“hello friendly reminder that you do not need a special occasion to use nice things! If you wait long enough your nice bath bomb won’t be as fizzy! your favorite fruits will go out of season! candles are meant to be burned, not looked at! you’re not enjoying your special tea if it’s just sitting in your cupboard! you’re allowed to have nice and special things on completely ordinary days! heck, it might just make that day special”
(these words are from someone who goes by the handle “mysteryhacked”; you can follow them on some platform but I’m not sure what the platform is; doesn’t appear to be Facebook or Twitter — someone shared it as a screenshot on Facebook which is how I saw it)
And I say: YES!!! THIS. I love using my grandmother’s china for my everyday dishes. And spending beautiful evenings lit by nice candles that I bought from the thrift store for 50 cents or a dollar because the person who bought them 10 years ago at a boutique for 15 dollars never used them (they were “too pretty to burn”), and then later the person died or had to downsize and so that too-pretty-to-burn candle ended up in a thrift shop.
Long ago (around 1998), I had a beautiful jacket that I kept saving for special occasions. Over the years of me saving it for some special occasion that never arrived, the beautiful jacket got ruined by mildew. So I know whereof I speak!
And on this general carpe-diemish topic, one of my favorite ancient poems just came to me. It’s from the Odes, a collection of Latin lyric poems by Horace (65 BC- 8 BC). I no longer have the magazine clipping or whatever that I had taped to the cabinets of my trailer back in Austin 20 years ago, but I have read the poem so many times I can (mostly) remember what that text said. Note, a google will reveal various versions of the translation, none of which quite feel as rhythmically satisfying to me as the version I memorized all those years ago, and have (with errors no doubt) retyped below for you:
Seek not to know — we cannot know — what ends, the gods will bring, my love, to you or me.
Consult no Babylonian astrologers!
Far better to endure whatever comes, whether Jove grant us many winters more, or whether this be the last, that now wears out
the Tuscan sea upon opposing rocks.
Be wise.
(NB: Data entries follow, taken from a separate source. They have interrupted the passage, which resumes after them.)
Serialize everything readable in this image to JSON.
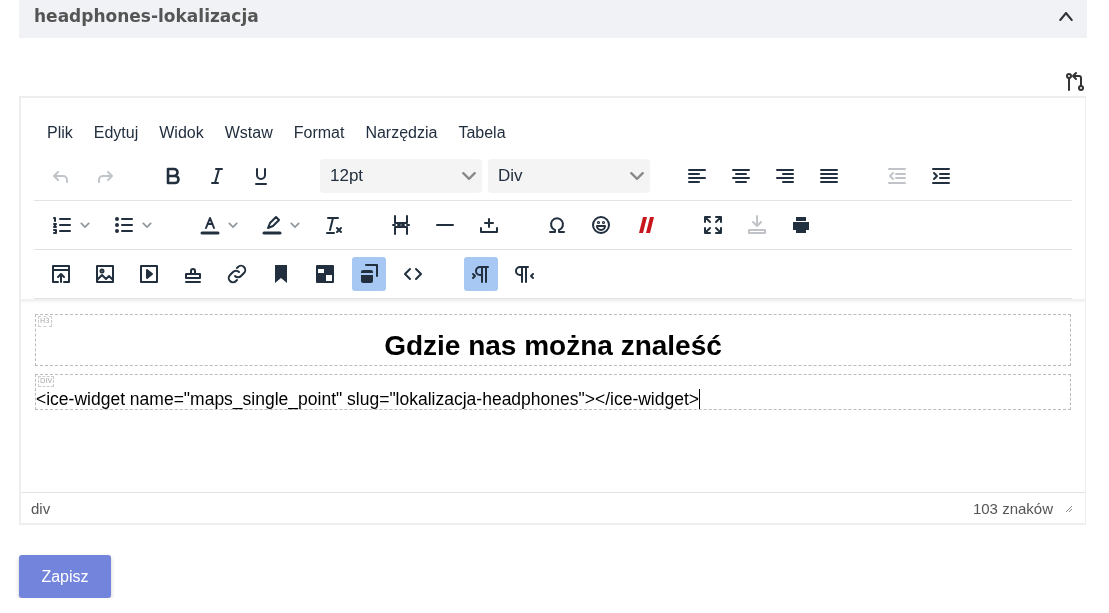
{
  "panel": {
    "title": "headphones-lokalizacja",
    "expanded": true
  },
  "editor": {
    "menubar": [
      "Plik",
      "Edytuj",
      "Widok",
      "Wstaw",
      "Format",
      "Narzędzia",
      "Tabela"
    ],
    "toolbar_rows": [
      [
        [
          {
            "kind": "button",
            "disabled": true,
            "selected": false
          },
          {
            "kind": "button",
            "disabled": true,
            "selected": false
          }
        ],
        [
          {
            "kind": "button",
            "disabled": false,
            "selected": false
          },
          {
            "kind": "button",
            "disabled": false,
            "selected": false
          },
          {
            "kind": "button",
            "disabled": false,
            "selected": false
          }
        ],
        [
          {
            "kind": "select",
            "value": "12pt"
          },
          {
            "kind": "select",
            "value": "Div"
          }
        ],
        [
          {
            "kind": "button",
            "disabled": false,
            "selected": false
          },
          {
            "kind": "button",
            "disabled": false,
            "selected": false
          },
          {
            "kind": "button",
            "disabled": false,
            "selected": false
          },
          {
            "kind": "button",
            "disabled": false,
            "selected": false
          }
        ],
        [
          {
            "kind": "button",
            "disabled": true,
            "selected": false
          },
          {
            "kind": "button",
            "disabled": false,
            "selected": false
          }
        ]
      ],
      [
        [
          {
            "kind": "split",
            "disabled": false,
            "selected": false
          },
          {
            "kind": "split",
            "disabled": false,
            "selected": false
          }
        ],
        [
          {
            "kind": "split",
            "disabled": false,
            "selected": false
          },
          {
            "kind": "split",
            "disabled": false,
            "selected": false
          },
          {
            "kind": "button",
            "disabled": false,
            "selected": false
          }
        ],
        [
          {
            "kind": "button",
            "disabled": false,
            "selected": false
          },
          {
            "kind": "button",
            "disabled": false,
            "selected": false
          },
          {
            "kind": "button",
            "disabled": false,
            "selected": false
          }
        ],
        [
          {
            "kind": "button",
            "disabled": false,
            "selected": false
          },
          {
            "kind": "button",
            "disabled": false,
            "selected": false
          },
          {
            "kind": "button",
            "disabled": false,
            "selected": false
          }
        ],
        [
          {
            "kind": "button",
            "disabled": false,
            "selected": false
          },
          {
            "kind": "button",
            "disabled": true,
            "selected": false
          },
          {
            "kind": "button",
            "disabled": false,
            "selected": false
          }
        ]
      ],
      [
        [
          {
            "kind": "button",
            "disabled": false,
            "selected": false
          },
          {
            "kind": "button",
            "disabled": false,
            "selected": false
          },
          {
            "kind": "button",
            "disabled": false,
            "selected": false
          },
          {
            "kind": "button",
            "disabled": false,
            "selected": false
          },
          {
            "kind": "button",
            "disabled": false,
            "selected": false
          },
          {
            "kind": "button",
            "disabled": false,
            "selected": false
          },
          {
            "kind": "button",
            "disabled": false,
            "selected": false
          },
          {
            "kind": "button",
            "disabled": false,
            "selected": true
          },
          {
            "kind": "button",
            "disabled": false,
            "selected": false
          }
        ],
        [
          {
            "kind": "button",
            "disabled": false,
            "selected": true
          },
          {
            "kind": "button",
            "disabled": false,
            "selected": false
          }
        ]
      ]
    ],
    "blocks": [
      {
        "kind": "heading",
        "tag": "H3",
        "text": "Gdzie nas można znaleść"
      },
      {
        "kind": "div",
        "tag": "DIV",
        "text": "<ice-widget name=\"maps_single_point\" slug=\"lokalizacja-headphones\"></ice-widget>"
      }
    ],
    "status_bar": {
      "path": "div",
      "count": "103 znaków"
    }
  },
  "save_button": "Zapisz"
}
Strain clear the wine. Since life is brief, cut short far-distant hopes.
Even while we speak, time, envious, takes flight.
Live this day well.
Put little trust in what tomorrows hold.